The Society for Prevention Research is an international organization focused on the advancement of science-based prevention programs and policies through empirical research. The membership of the organization includes scientists, practitioners, advocates, administrators and policymakers who are concerned with the prevention of social, physical and mental health problems and the promotion of health, safety and well being. Visit www.preventionresearch.org for more information.
7. CDC SAYS OCCASIONAL SMOKING ON THE RISE
Although the percentage of U.S. adults who smoke has remained constant, government researchers say that part-time smokers are on the rise. The Centers for Disease Control and Prevention recently said that while the percentage of American adults who smoke remains about the same -- 23 percent -- more smokers identify themselves as part-timers.
Observers are uncertain if the part-time smoking trend is good news or bad news because it is uncertain if heavy smokers are cutting back or if this is a new kind of smoker. CDC experts note that smoking occasionally may not be much healthier than smoking regularly. For more information on this trend, visit www.cnn.com/2003/HEALTH/05/28/parttime.smokers.ap/l.
8. NEW GRANT UP TO $500 NOW AVAILABLE FROM RADIOSHACK
RadioShack Corporation is now accepting applications for Neighborhood Answers grant program up to $500. The deadline for the application is open and will be accepted year-round. Grants will be awarded in August and November. Local RadioShack review councils will evaluate applications.

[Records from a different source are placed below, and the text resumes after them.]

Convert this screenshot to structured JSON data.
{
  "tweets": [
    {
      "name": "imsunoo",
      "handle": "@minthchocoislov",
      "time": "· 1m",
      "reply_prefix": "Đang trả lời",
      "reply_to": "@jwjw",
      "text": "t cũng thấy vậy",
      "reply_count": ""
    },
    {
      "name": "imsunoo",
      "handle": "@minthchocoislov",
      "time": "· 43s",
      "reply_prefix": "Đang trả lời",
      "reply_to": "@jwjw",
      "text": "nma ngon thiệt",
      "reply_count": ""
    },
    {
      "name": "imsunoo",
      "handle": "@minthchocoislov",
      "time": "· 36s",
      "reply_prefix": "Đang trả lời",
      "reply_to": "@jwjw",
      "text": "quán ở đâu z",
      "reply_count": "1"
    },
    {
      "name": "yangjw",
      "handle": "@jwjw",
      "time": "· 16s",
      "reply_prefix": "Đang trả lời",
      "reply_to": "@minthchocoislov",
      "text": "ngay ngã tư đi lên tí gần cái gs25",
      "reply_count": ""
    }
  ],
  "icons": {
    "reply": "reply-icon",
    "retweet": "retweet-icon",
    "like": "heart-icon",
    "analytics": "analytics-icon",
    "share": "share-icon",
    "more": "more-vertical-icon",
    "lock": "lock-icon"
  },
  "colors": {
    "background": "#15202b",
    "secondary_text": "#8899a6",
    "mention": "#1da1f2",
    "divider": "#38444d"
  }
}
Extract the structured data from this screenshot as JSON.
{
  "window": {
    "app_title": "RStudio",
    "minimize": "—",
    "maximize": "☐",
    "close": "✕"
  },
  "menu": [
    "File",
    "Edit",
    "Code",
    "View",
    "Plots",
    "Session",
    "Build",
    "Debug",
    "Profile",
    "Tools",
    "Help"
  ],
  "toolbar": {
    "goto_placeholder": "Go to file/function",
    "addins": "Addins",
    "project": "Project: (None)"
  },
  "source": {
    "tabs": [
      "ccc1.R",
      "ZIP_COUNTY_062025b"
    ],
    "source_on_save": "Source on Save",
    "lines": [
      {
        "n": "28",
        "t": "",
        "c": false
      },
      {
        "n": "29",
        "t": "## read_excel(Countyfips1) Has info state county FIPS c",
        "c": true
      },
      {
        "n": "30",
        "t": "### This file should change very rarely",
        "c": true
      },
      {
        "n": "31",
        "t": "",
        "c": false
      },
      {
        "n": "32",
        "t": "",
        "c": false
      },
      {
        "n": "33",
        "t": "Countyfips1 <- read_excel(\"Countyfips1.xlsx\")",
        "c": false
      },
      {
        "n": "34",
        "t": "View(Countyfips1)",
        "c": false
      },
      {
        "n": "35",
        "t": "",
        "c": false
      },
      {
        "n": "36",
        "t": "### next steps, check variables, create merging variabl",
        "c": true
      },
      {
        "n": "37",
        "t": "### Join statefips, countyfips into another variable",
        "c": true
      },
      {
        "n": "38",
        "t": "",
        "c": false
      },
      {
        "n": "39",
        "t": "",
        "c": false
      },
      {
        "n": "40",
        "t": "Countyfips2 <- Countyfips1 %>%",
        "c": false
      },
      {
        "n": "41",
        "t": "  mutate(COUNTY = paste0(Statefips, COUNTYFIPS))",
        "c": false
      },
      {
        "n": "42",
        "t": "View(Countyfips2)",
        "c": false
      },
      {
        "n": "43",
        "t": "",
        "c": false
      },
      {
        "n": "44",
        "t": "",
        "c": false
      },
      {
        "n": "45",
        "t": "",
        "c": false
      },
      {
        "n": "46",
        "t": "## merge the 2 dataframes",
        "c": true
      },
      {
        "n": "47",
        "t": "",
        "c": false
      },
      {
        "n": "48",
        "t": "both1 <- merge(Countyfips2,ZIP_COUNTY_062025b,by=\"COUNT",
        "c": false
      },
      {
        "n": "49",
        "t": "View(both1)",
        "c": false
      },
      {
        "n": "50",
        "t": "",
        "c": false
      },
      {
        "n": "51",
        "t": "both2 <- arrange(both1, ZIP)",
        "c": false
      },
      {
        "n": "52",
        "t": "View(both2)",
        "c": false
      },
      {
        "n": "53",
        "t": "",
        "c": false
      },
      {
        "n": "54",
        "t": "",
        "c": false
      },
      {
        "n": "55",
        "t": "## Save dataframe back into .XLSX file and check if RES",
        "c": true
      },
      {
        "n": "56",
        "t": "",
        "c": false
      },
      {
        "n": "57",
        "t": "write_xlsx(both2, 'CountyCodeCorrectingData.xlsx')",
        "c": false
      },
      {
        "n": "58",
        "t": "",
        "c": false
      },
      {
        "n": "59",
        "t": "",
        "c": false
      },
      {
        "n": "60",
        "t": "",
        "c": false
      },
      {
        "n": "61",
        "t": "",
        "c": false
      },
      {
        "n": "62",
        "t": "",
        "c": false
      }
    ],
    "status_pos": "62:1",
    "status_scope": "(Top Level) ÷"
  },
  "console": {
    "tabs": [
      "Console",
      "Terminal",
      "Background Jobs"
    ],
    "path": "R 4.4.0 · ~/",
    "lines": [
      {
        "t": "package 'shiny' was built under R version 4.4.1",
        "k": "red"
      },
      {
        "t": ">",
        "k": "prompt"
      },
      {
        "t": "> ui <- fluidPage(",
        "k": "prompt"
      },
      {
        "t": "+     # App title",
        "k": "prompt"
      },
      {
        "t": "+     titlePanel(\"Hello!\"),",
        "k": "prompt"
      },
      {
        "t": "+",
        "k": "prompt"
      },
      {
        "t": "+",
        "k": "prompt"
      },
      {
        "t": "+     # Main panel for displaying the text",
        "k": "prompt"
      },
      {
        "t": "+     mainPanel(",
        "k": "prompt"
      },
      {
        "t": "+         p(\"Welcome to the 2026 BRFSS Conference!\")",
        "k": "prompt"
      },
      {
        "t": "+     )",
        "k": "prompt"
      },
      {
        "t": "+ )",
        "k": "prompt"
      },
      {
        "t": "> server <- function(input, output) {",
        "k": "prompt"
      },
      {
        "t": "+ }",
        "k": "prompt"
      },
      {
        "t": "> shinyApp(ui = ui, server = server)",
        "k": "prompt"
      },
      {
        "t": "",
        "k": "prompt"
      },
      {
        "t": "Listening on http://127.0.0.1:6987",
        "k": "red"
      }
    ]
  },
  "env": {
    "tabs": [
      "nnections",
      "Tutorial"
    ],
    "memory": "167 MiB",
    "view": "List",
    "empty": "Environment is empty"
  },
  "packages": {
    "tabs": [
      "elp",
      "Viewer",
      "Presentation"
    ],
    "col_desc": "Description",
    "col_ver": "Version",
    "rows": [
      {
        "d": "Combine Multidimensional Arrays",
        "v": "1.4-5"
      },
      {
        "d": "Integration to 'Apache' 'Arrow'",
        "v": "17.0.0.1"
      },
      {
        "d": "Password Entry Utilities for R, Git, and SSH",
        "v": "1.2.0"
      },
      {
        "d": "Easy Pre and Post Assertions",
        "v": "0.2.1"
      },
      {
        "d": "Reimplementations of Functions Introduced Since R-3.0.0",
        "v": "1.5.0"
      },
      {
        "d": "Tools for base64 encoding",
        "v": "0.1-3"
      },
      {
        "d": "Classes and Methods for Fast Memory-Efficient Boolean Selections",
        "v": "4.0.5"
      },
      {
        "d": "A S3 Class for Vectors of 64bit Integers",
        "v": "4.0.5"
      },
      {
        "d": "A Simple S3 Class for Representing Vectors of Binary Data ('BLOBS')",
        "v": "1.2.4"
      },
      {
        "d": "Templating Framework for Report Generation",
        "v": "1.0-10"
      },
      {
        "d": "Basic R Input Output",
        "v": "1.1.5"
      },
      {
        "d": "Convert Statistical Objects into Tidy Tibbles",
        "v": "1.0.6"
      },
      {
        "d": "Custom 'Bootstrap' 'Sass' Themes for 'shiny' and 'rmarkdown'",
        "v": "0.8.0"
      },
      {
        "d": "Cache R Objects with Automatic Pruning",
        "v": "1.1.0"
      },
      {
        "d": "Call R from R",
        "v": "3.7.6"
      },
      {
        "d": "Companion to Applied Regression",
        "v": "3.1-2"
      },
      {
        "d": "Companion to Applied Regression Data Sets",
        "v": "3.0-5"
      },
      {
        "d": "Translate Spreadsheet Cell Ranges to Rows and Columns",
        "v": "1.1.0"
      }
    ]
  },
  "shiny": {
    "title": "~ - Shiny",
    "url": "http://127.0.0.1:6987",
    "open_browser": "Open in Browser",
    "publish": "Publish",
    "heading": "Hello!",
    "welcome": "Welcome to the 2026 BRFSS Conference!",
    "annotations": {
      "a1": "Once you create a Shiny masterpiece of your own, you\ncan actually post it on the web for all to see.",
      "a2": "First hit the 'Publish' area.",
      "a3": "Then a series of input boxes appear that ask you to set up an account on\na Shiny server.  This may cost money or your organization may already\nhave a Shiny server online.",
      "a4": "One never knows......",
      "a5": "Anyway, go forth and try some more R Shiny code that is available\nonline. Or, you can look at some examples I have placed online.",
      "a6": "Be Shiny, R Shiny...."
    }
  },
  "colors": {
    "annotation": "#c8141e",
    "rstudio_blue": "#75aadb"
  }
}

To be considered for a Neighborhood Answers Grant, an organization must be a tax-exempt nonprofit designated as a 501(c)(3) by the IRS, offer solutions to help prevent family violence, abuse or child abduction and directly impact or benefit a RadioShack community through programs or services.
The program, which began this year, is designed to fund worthy causes that help families protect children from abduction, violence, and abuse. Applications for the Neighborhood Answers Grant are available in stores and at the Web site http://www.radioshackcorporation.com/cc/contributions.html.